The Hebrew term for courage, ometz or ometz lev, literally means “strength” or “heart-strength.” Ometz is a core Jewish middah, a spiritual and ethical trait with which each of us is innately endowed as human beings formed in the divine image. Even those who consider themselves fearful or anxious can access the quality of ometz lev in any given moment.
In Deuteronomy, Moses imbues his successor Joshua with courage to lead the Jewish people into the promised land without him by charging him: chazak ve’ematz, “be strong and courageous.” Each of us receives a similar charge at the start of every new Jewish year. Psalm 27, recited throughout the penitential season around the High Holidays, ends with these words of exhortation: chazak veya’ametz libecha, “be strong, and strengthen your heart.” This verse encourages every one of us to cultivate the inner strength we need to meet whatever challenges emerge in the new year.
At key junctures in the biblical narrative, many characters embody the quality of ometz lev. In Genesis, Abraham audaciously confronts God on behalf of the innocent residents of Sodom and Gomorrah. Shifrah and Puah, the Hebrew midwives in Exodus, personify ometz lev in defying Pharaoh’s genocidal orders and safely delivering Hebrew babies into the world. In a famous Midrash regarding the crossing of the Red Sea, Nachshon ben Amindanav demonstrates ometz lev by taking the lead among the Israelites and plunging into the sea, walking directly into the water until it reaches his nostrils. And in the Purim story, Queen Esther endangers herself by revealing to King Ahasuerus her true identity as a Jew.
But practicing ometz lev does not require laying one’s life on the line. It doesn’t even require fearlessness.
The Hasidic master Rabbi Nachman of Breslov is known for his famous teaching: Kol haolam kulo gesher tzar me’od, vehaikar lo lefached klal. “The whole world is a very narrow bridge, and the main thing is not to fear at all.”
But Nachman’s actual recorded teaching is far subtler and closer to our experience. Rather than use the Hebrew word lefached (“to be afraid”), he uses the reflexive form, l’hitpached (“to cause oneself to be afraid”). For Nachman, courage is not about denying or repressing fear. Rather, the fundamental principle of courage is choosing not to frighten ourselves beyond the fear we already experience. Fear is unavoidable, perhaps even required. Courage involves moving forward despite our fear, and not exacerbating our anxieties.
In fact, simply observing the fact that we are afraid, without judging ourselves for that emotion, offers the possibility of acting in a way that is not determined by that fear. That is ometz lev — doing that which is right and just, even in the face of challenging emotions.

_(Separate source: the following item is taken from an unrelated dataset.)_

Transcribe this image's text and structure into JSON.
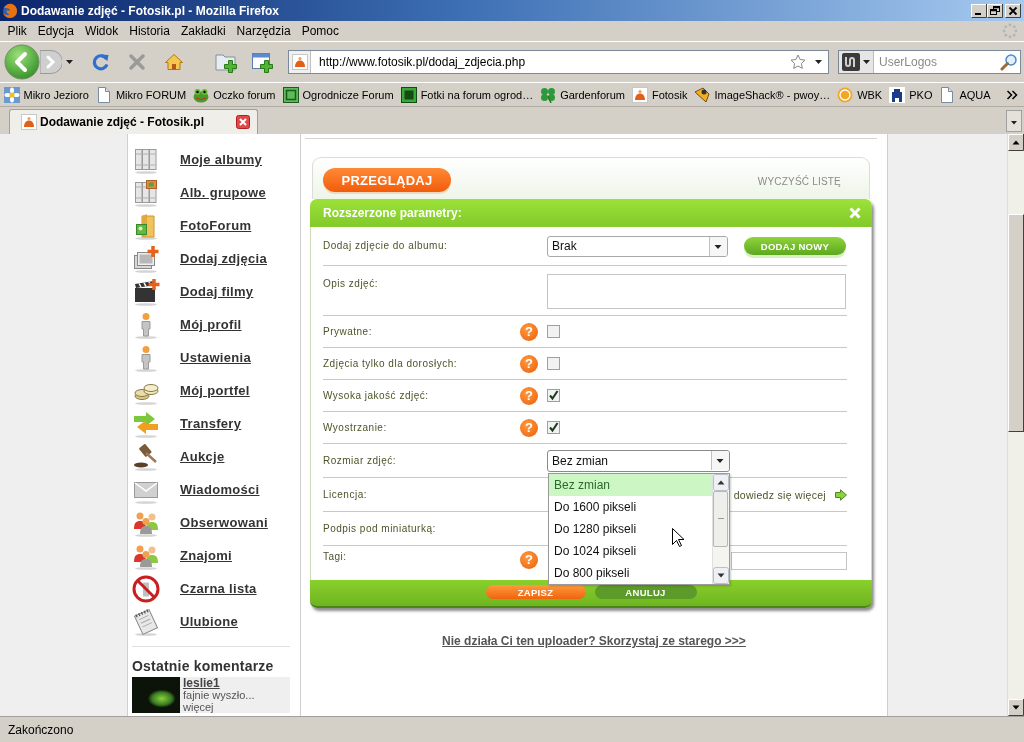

Few of us can claim that, facing circumstances similar to those of the heroic figures of the Bible and later Jewish history, we would have acted as they did. Yet we can still find opportunities to cultivate courage in the small and large actions of our own lives. When we are attentive, we notice innumerable opportunities to practice ometz lev by facing our fears honestly and summoning strength from the heart to do that which we recognize as true and just.
As we grow in awareness of our inner strength, we also realize this strength can be directed towards both positive and harmful ends. Jewish tradition teaches us to connect ometz lev with the quality of chesed or lovingkindness, concern for others. According to a Midrash, there is no real courage in using one’s strength to push someone into a pit or off a roof. True courage consists of seizing the hand of one about to fall or lifting someone who has already fallen.
Cultivating ometz lev means applying our energy to protect and stand up for those who are at risk, including ourselves. We practice ometz lev whenever we leave our comfort zone, take an unpopular stand, expose our vulnerabilities, speak the truth, confront others, risk embarrassment or personal loss, or intervene on behalf of those unable to do so for themselves.
Jewish tradition teaches that the source of this courage lies within each of us, in our very heart.
Rabbi Marc Margolius is a senior program director of the Institute for Jewish Spirituality.